**Your assignment**: Which lines of the data contain the string "Gang"? Copy every one of them.

**Available data**:
===============

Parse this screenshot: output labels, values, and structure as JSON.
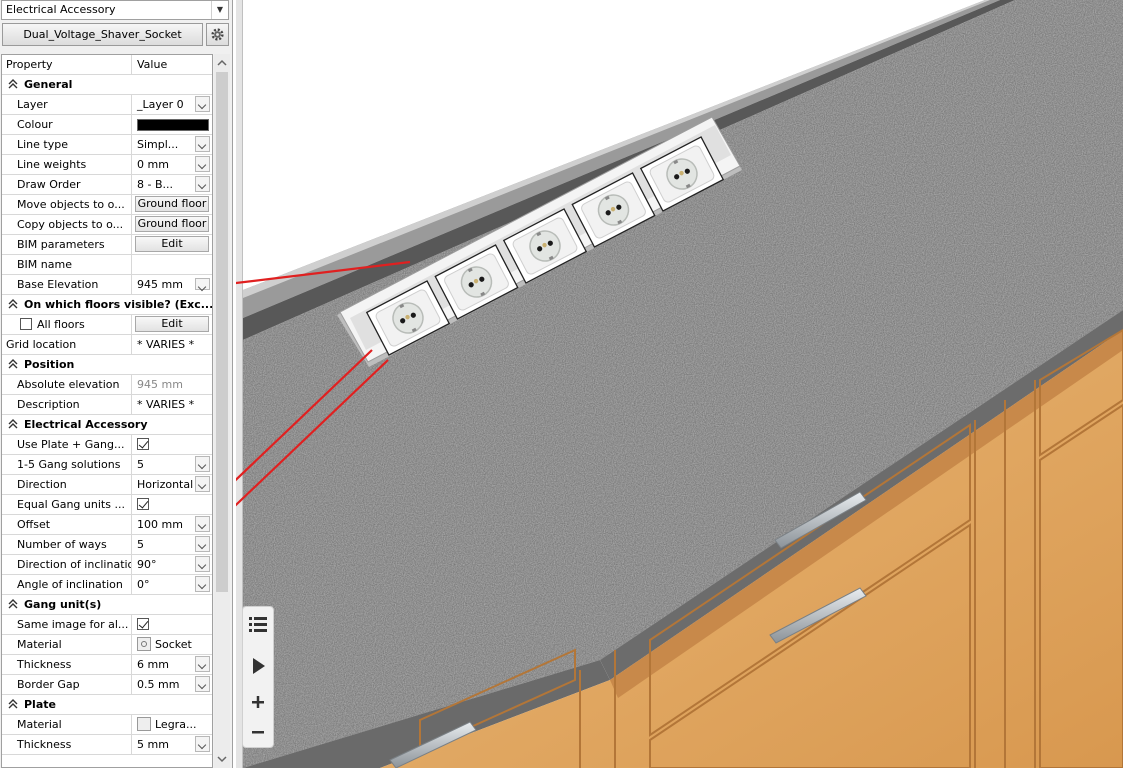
{
  "panel": {
    "category": "Electrical Accessory",
    "object_name": "Dual_Voltage_Shaver_Socket",
    "header": {
      "property": "Property",
      "value": "Value"
    },
    "rows": [
      {
        "type": "section",
        "label": "General"
      },
      {
        "type": "dropdown",
        "label": "Layer",
        "value": "_Layer 0"
      },
      {
        "type": "colour",
        "label": "Colour",
        "color": "#000000"
      },
      {
        "type": "dropdown",
        "label": "Line type",
        "value": "Simpl..."
      },
      {
        "type": "dropdown",
        "label": "Line weights",
        "value": "0 mm"
      },
      {
        "type": "dropdown",
        "label": "Draw Order",
        "value": "8 - B..."
      },
      {
        "type": "button",
        "label": "Move objects to o...",
        "value": "Ground floor"
      },
      {
        "type": "button",
        "label": "Copy objects to o...",
        "value": "Ground floor"
      },
      {
        "type": "button",
        "label": "BIM parameters",
        "value": "Edit"
      },
      {
        "type": "text",
        "label": "BIM name",
        "value": ""
      },
      {
        "type": "spin",
        "label": "Base Elevation",
        "value": "945 mm"
      },
      {
        "type": "section",
        "label": "On which floors visible? (Exc..."
      },
      {
        "type": "checkbutton",
        "label": "All floors",
        "value": "Edit"
      },
      {
        "type": "text-flush",
        "label": "Grid location",
        "value": "* VARIES *"
      },
      {
        "type": "section",
        "label": "Position"
      },
      {
        "type": "readonly",
        "label": "Absolute elevation",
        "value": "945 mm"
      },
      {
        "type": "text",
        "label": "Description",
        "value": "* VARIES *"
      },
      {
        "type": "section",
        "label": "Electrical Accessory"
      },
      {
        "type": "check",
        "label": "Use Plate + Gang...",
        "checked": true
      },
      {
        "type": "dropdown",
        "label": "1-5 Gang solutions",
        "value": "5"
      },
      {
        "type": "dropdown",
        "label": "Direction",
        "value": "Horizontal"
      },
      {
        "type": "check",
        "label": "Equal Gang units ...",
        "checked": true
      },
      {
        "type": "dropdown",
        "label": "Offset",
        "value": "100 mm"
      },
      {
        "type": "dropdown",
        "label": "Number of ways",
        "value": "5"
      },
      {
        "type": "dropdown",
        "label": "Direction of inclination",
        "value": "90°"
      },
      {
        "type": "dropdown",
        "label": "Angle of inclination",
        "value": "0°"
      },
      {
        "type": "section",
        "label": "Gang unit(s)"
      },
      {
        "type": "check",
        "label": "Same image for al...",
        "checked": true
      },
      {
        "type": "material",
        "label": "Material",
        "value": "Socket",
        "icon": "socket"
      },
      {
        "type": "dropdown",
        "label": "Thickness",
        "value": "6 mm"
      },
      {
        "type": "dropdown",
        "label": "Border Gap",
        "value": "0.5 mm"
      },
      {
        "type": "section",
        "label": "Plate"
      },
      {
        "type": "material",
        "label": "Material",
        "value": "Legra...",
        "icon": "blank"
      },
      {
        "type": "dropdown",
        "label": "Thickness",
        "value": "5 mm"
      }
    ]
  },
  "viewport": {
    "socket_count": 5,
    "colors": {
      "worktop": "#7c7c7c",
      "worktop_edge": "#5a5a5a",
      "wall": "#ffffff",
      "cabinet": "#e2a865",
      "cabinet_dark": "#c98a45",
      "arrow": "#e02020"
    }
  }
}
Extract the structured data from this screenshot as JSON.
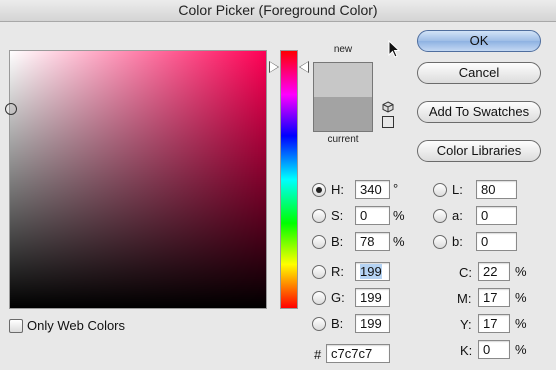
{
  "window": {
    "title": "Color Picker (Foreground Color)"
  },
  "preview": {
    "new_label": "new",
    "current_label": "current",
    "new_color": "#c7c7c7",
    "current_color": "#a3a3a3"
  },
  "buttons": {
    "ok": "OK",
    "cancel": "Cancel",
    "add_to_swatches": "Add To Swatches",
    "color_libraries": "Color Libraries"
  },
  "hsb": {
    "h_label": "H:",
    "h_value": "340",
    "h_unit": "°",
    "s_label": "S:",
    "s_value": "0",
    "s_unit": "%",
    "b_label": "B:",
    "b_value": "78",
    "b_unit": "%"
  },
  "rgb": {
    "r_label": "R:",
    "r_value": "199",
    "g_label": "G:",
    "g_value": "199",
    "b_label": "B:",
    "b_value": "199"
  },
  "lab": {
    "l_label": "L:",
    "l_value": "80",
    "a_label": "a:",
    "a_value": "0",
    "b_label": "b:",
    "b_value": "0"
  },
  "cmyk": {
    "c_label": "C:",
    "c_value": "22",
    "c_unit": "%",
    "m_label": "M:",
    "m_value": "17",
    "m_unit": "%",
    "y_label": "Y:",
    "y_value": "17",
    "y_unit": "%",
    "k_label": "K:",
    "k_value": "0",
    "k_unit": "%"
  },
  "hex": {
    "label": "#",
    "value": "c7c7c7"
  },
  "options": {
    "only_web_colors_label": "Only Web Colors",
    "only_web_colors_checked": false
  },
  "hue_color": "#ff0055",
  "selected_mode": "H"
}
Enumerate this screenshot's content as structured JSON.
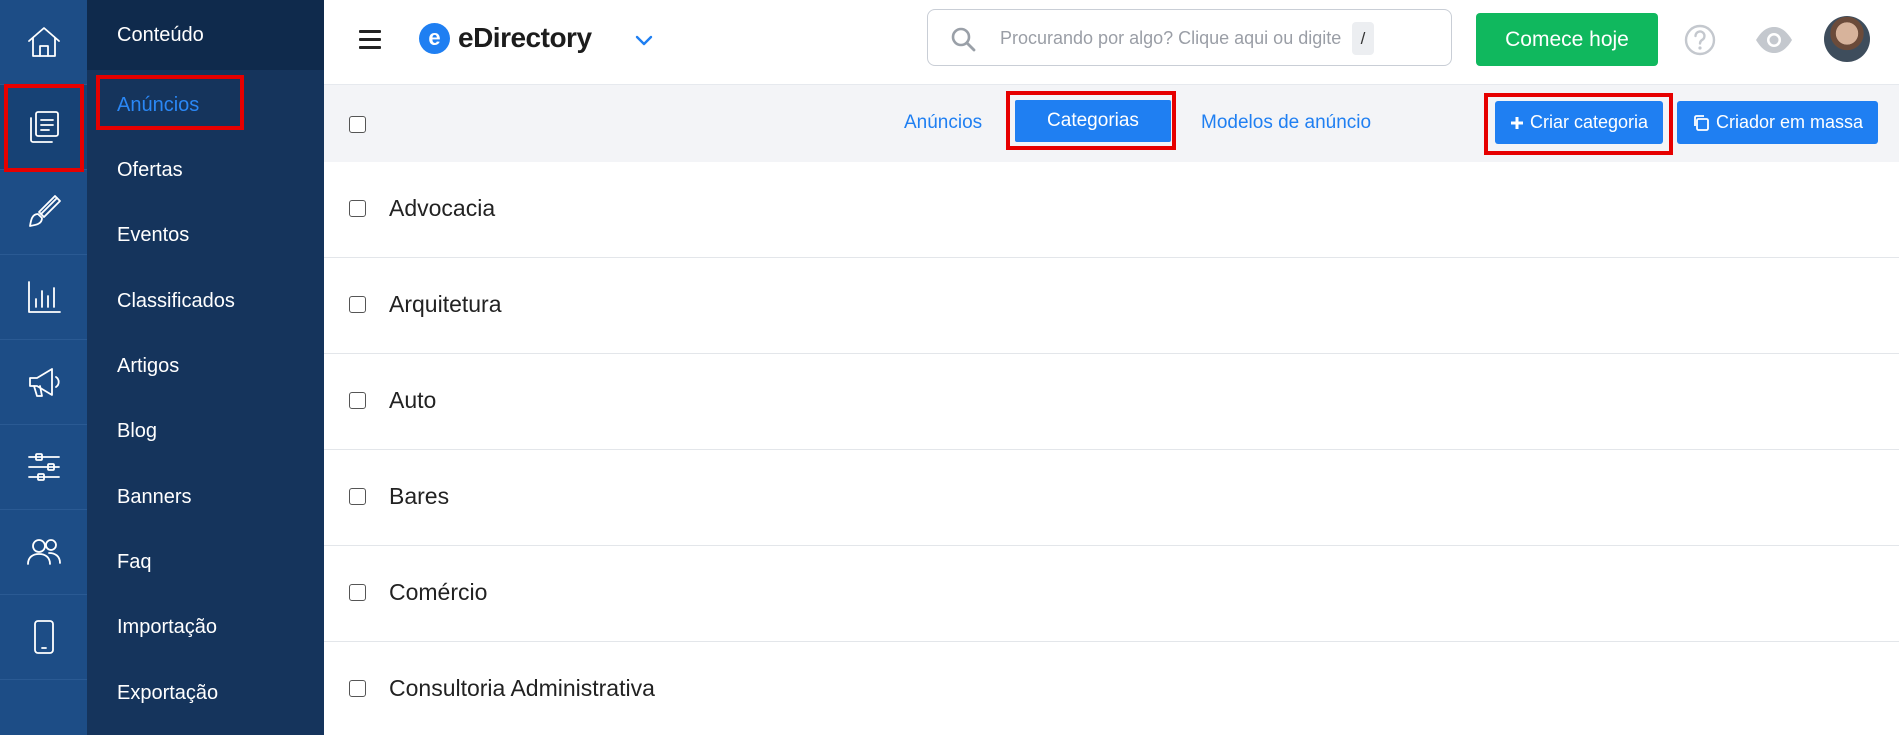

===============

**Final answer**:
        "label": "Use Plate + Gang...",
        "label": "1-5 Gang solutions",
        "label": "Equal Gang units ...",
        "label": "Gang unit(s)"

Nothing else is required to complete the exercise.